Will the Fourth of July become a vanishing holiday? That thought came to mind when I read of a May 2011 study by Harvard academics titled “Shaping the Nation: Estimating the Impact of Fourth of July Using a Natural Experiment.” Paul Bedard of U.S. News & World Report highlighted the paper in his Washington Whispers column, “July Fourth Parades are Right Wing.”
In a 40-page paper complete with detailed tables and data, Jan Erik Andreas Madestam, an Assistant Professor at Bocconi University in Italy, together with David Yanagizawa-Drott of the Kennedy School of Government at Harvard, addressed an interesting question: Do childhood events shape adult political views and behavior?

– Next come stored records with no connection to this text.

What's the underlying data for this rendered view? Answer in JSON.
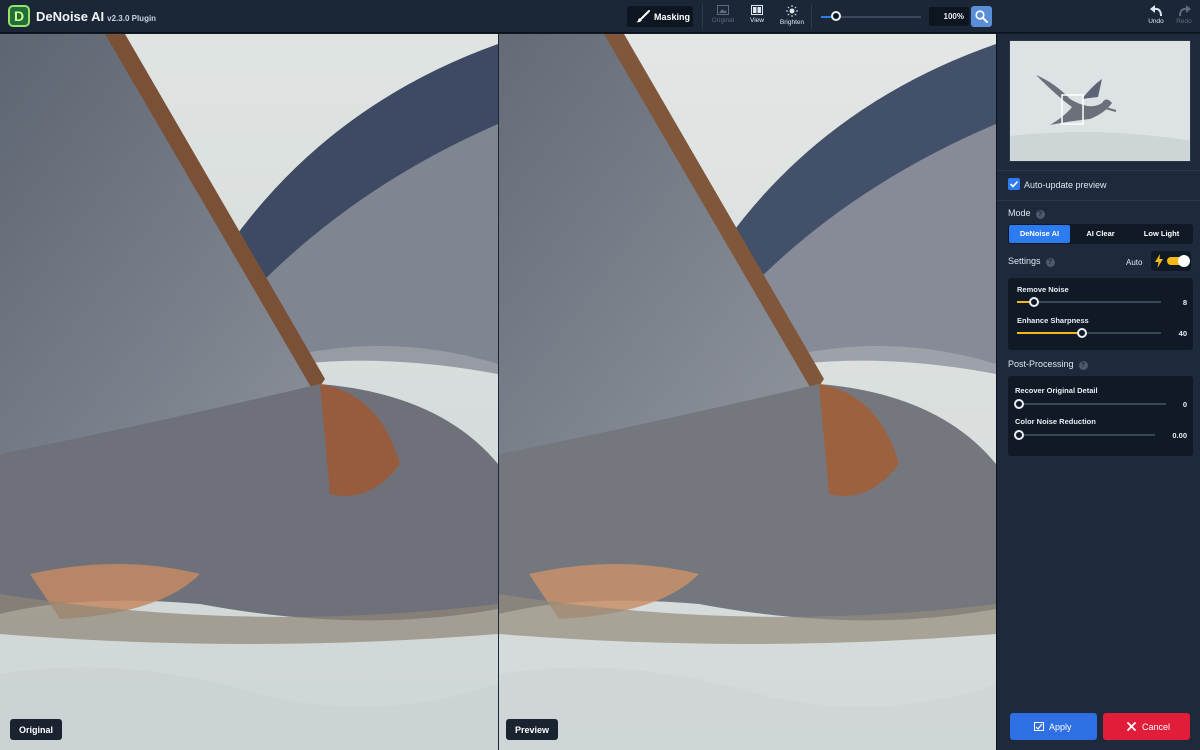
{
  "app": {
    "name": "DeNoise AI",
    "version": "v2.3.0 Plugin",
    "logo_letter": "D"
  },
  "toolbar": {
    "masking_label": "Masking",
    "original_label": "Original",
    "view_label": "View",
    "brighten_label": "Brighten",
    "zoom_level": 0.15,
    "zoom_value": "100%",
    "undo_label": "Undo",
    "redo_label": "Redo"
  },
  "panes": {
    "left_label": "Original",
    "right_label": "Preview"
  },
  "panel": {
    "auto_update_label": "Auto-update preview",
    "auto_update_checked": true,
    "mode": {
      "title": "Mode",
      "options": [
        "DeNoise AI",
        "AI Clear",
        "Low Light"
      ],
      "active": "DeNoise AI"
    },
    "settings": {
      "title": "Settings",
      "auto_label": "Auto",
      "auto_on": true,
      "sliders": [
        {
          "label": "Remove Noise",
          "value": "8",
          "fraction": 0.12
        },
        {
          "label": "Enhance Sharpness",
          "value": "40",
          "fraction": 0.45
        }
      ]
    },
    "post": {
      "title": "Post-Processing",
      "sliders": [
        {
          "label": "Recover Original Detail",
          "value": "0",
          "fraction": 0.0
        },
        {
          "label": "Color Noise Reduction",
          "value": "0.00",
          "fraction": 0.0
        }
      ]
    },
    "apply_label": "Apply",
    "cancel_label": "Cancel"
  },
  "colors": {
    "accent": "#2d7bf0",
    "slider_fill": "#f4b814",
    "apply": "#2f6fe4",
    "cancel": "#e11d3a",
    "panel_bg": "#1e2a3b"
  }
}
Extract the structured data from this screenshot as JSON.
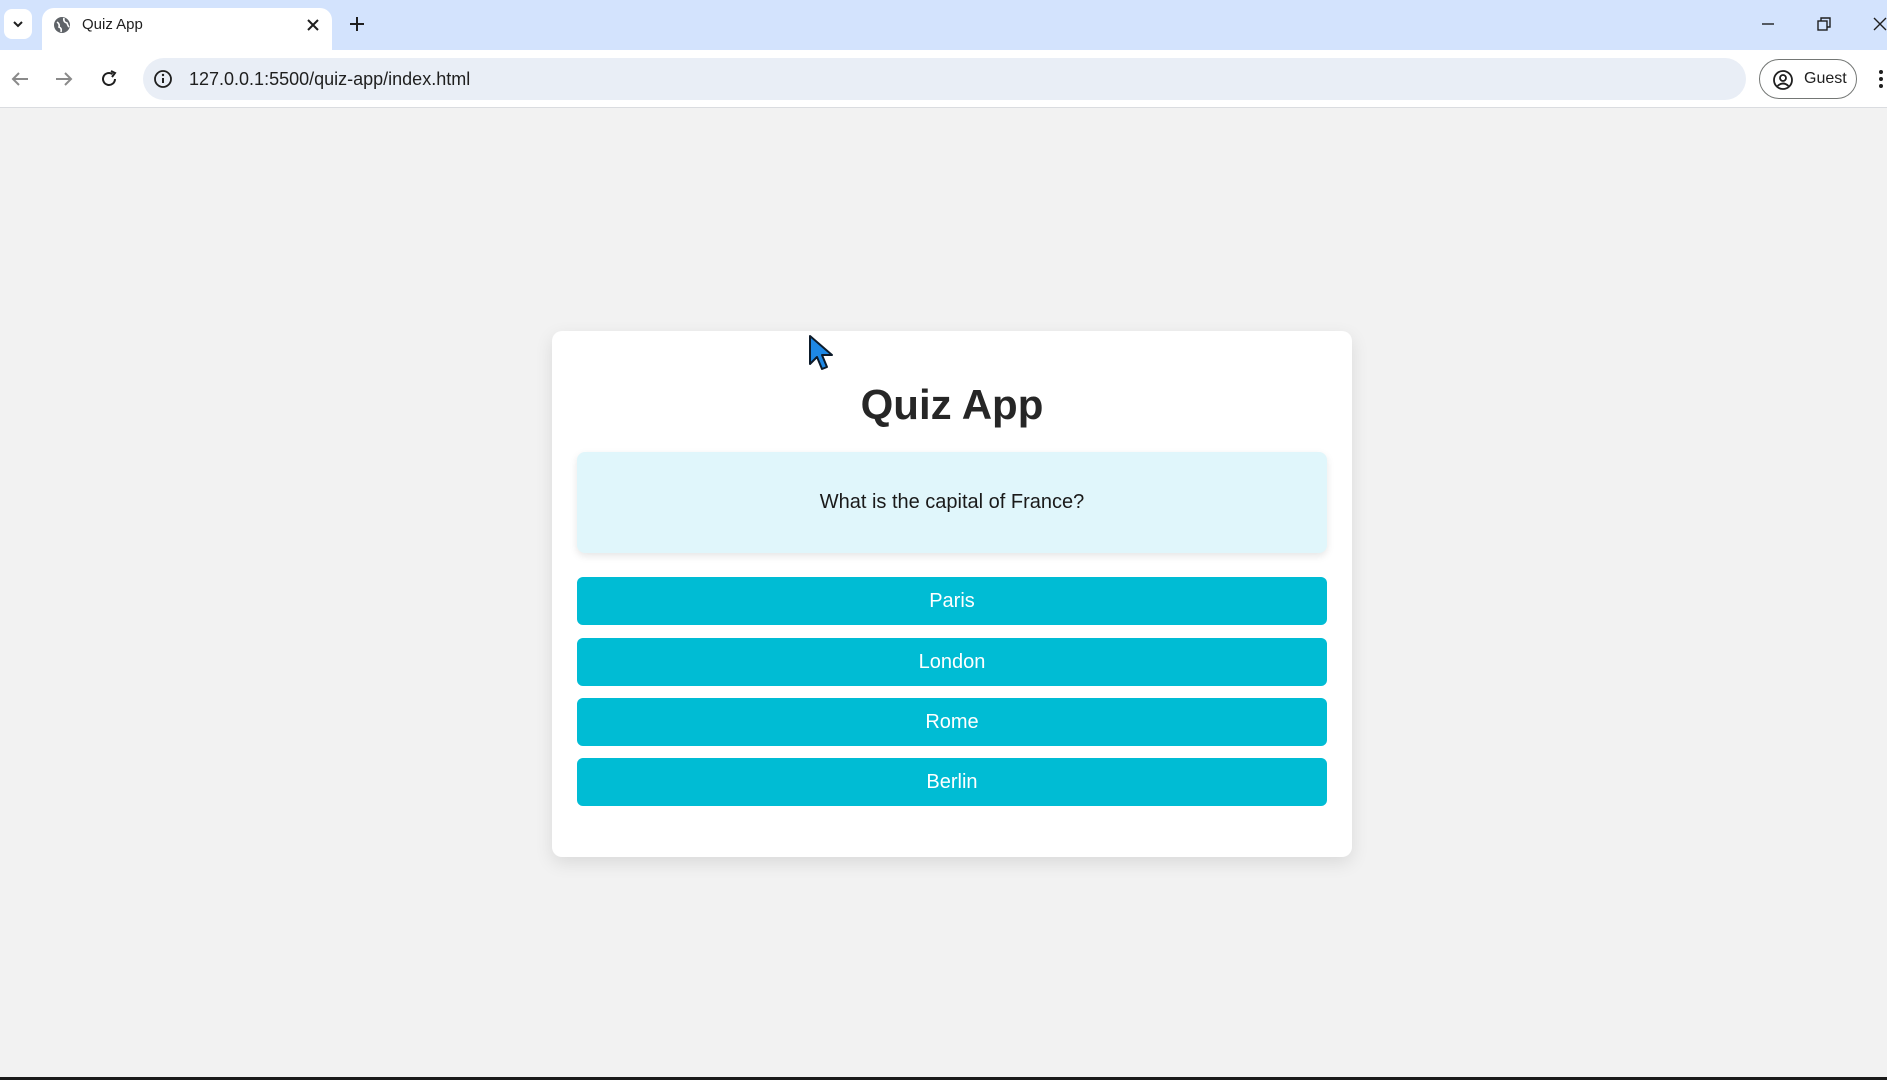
{
  "browser": {
    "tab_title": "Quiz App",
    "url": "127.0.0.1:5500/quiz-app/index.html",
    "profile_label": "Guest"
  },
  "quiz": {
    "title": "Quiz App",
    "question": "What is the capital of France?",
    "answers": [
      "Paris",
      "London",
      "Rome",
      "Berlin"
    ]
  },
  "colors": {
    "answer_button": "#00bcd4",
    "question_bg": "#e0f6fb",
    "page_bg": "#f2f2f2"
  }
}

In particular, do Fourth of July celebrations on sunny days (the report makes much of the weather) cause children to grow up with a greater inclination to vote, and to cast their votes for Republicans? The authors say yes: “The political right has been more successful in appropriating American patriotism and its symbols during the 20th century. Survey evidence also confirms that Republicans consider themselves more patriotic than Democrats. According to this interpretation, there is a political congruence between the patriotism promoted on Fourth of July and the values associated with the Republican Party. Fourth of July celebrations in Republican dominated counties may thus be more politically biased events that socialize children into Republicans.”
You don’t have to be Harvard scholar to know that Fourth of July celebrations foster patriotism among Americans of all ages. Children who organize or participate in neighborhood parades with bikes and red wagons festooned in red-white-and-blue tend to grow up patriotic. Love of country also swells when schools teach American history with accuracy and admiration, say the Pledge of Alliance every day, and sponsor classroom classes and pageants featuring songs like “America the Beautiful” and “This Land is Your Land.”
I’m not convinced that this is a partisan phenomenon, but it is worth thinking about. The nurturance of patriotism in young people is, after all, a national defense issue. America is not defended by ships, planes, and high-tech weapons systems. It is defended by patriotic men and women who used to be kids. Many individuals volunteer to serve in uniform for personal career reasons, not because of childhood celebrations.
But a survey of the troops probably would find a majority whose families were likely to observe Independence Day every year. Parades, picnics, fireworks, patriotic music and ice cream on the way home are lots of fun for kids and adults who commemorate or learn what the Fourth of July is all about. Two scholars from Harvard–the same institution that historically has excluded ROTC programs from campus─question these celebrations as Republican-biased and therefore suspicious. Elitist implications that sunny-day Fourth of July observances inspire partisan Republicanism are a bit unfair to Democrats, but putting that aside, the Harvard paper raises a greater question of concern.
Will academics and teacher unions who are impressed by this study start discouraging celebrations of the Red-White-and Blue Fourth of July, in the same way that they have tried to stifle Christmas celebrations in schools, public squares, and popular culture? If that should happen, love of country and patriotism could become controversial and politically incorrect, vanishing from the American scene in a single generation. If that ever happens–and I don’t think it will–who will defend the country?
The success of the All-Volunteer Force depends on patriotism–a quality of pride that needs to be encouraged year-round─not just on the Fourth of July. Putting a partisan face on the holiday misses the larger point.
National security–and America’s independence–depend on patriotism. Celebrations such as today’s Fourth of July foster that quality. Americans should cherish this holiday and others that foster love of our country, from one generation to the next.